EXCERPTED RECORDS ::
▬▬▬▬▬▬▬▬▬▬
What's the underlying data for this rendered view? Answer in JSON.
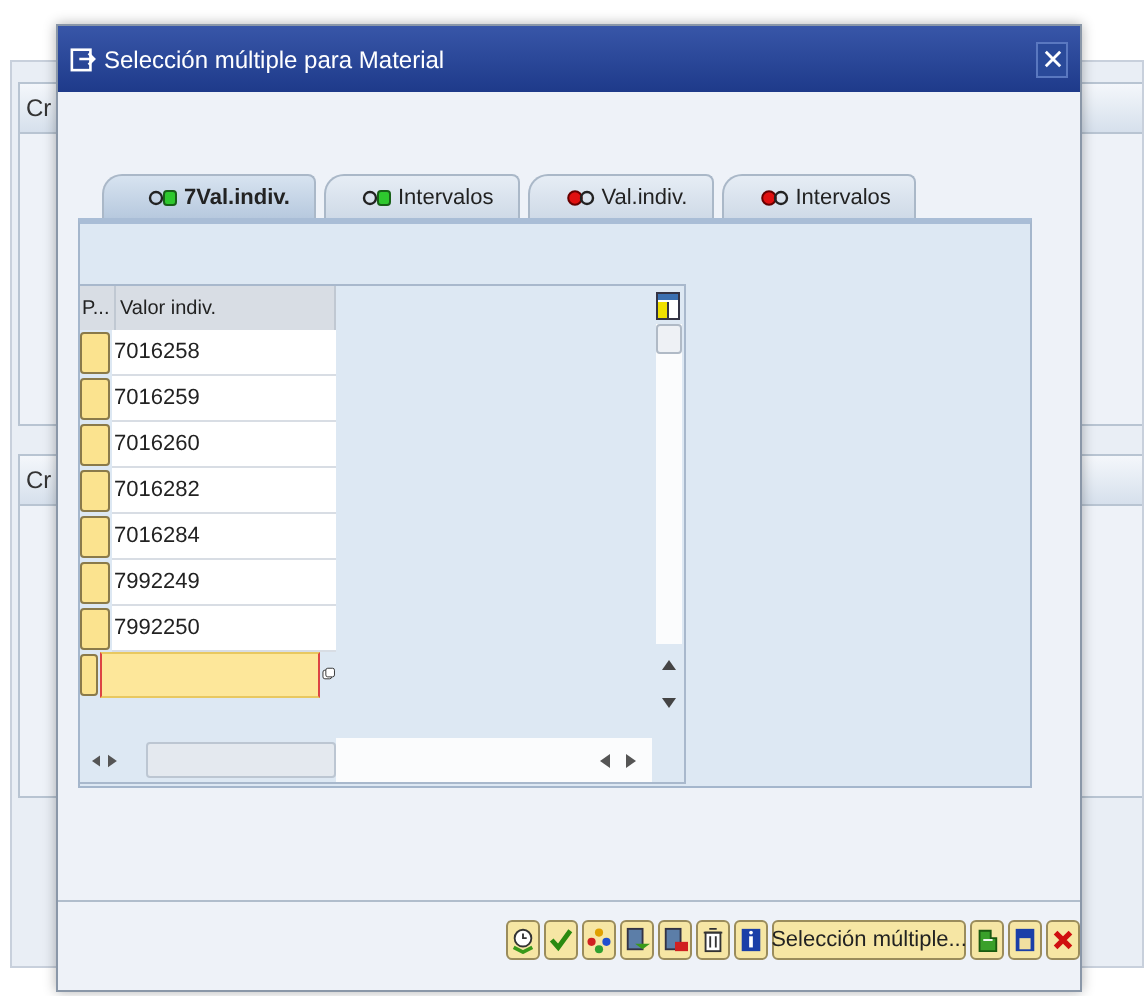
{
  "background_window": {
    "groups": [
      {
        "title": "Cr"
      },
      {
        "title": "Cr"
      }
    ]
  },
  "dialog": {
    "title": "Selección múltiple para Material",
    "tabs": [
      {
        "label": "7Val.indiv.",
        "kind": "include",
        "selected": true
      },
      {
        "label": "Intervalos",
        "kind": "include",
        "selected": false
      },
      {
        "label": "Val.indiv.",
        "kind": "exclude",
        "selected": false
      },
      {
        "label": "Intervalos",
        "kind": "exclude",
        "selected": false
      }
    ],
    "table": {
      "columns": [
        "P...",
        "Valor indiv."
      ],
      "rows": [
        "7016258",
        "7016259",
        "7016260",
        "7016282",
        "7016284",
        "7992249",
        "7992250"
      ]
    },
    "multi_select_button": "Selección múltiple..."
  }
}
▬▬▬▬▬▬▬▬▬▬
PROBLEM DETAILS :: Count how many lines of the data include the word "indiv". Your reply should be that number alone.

RESULT BELOW :: 3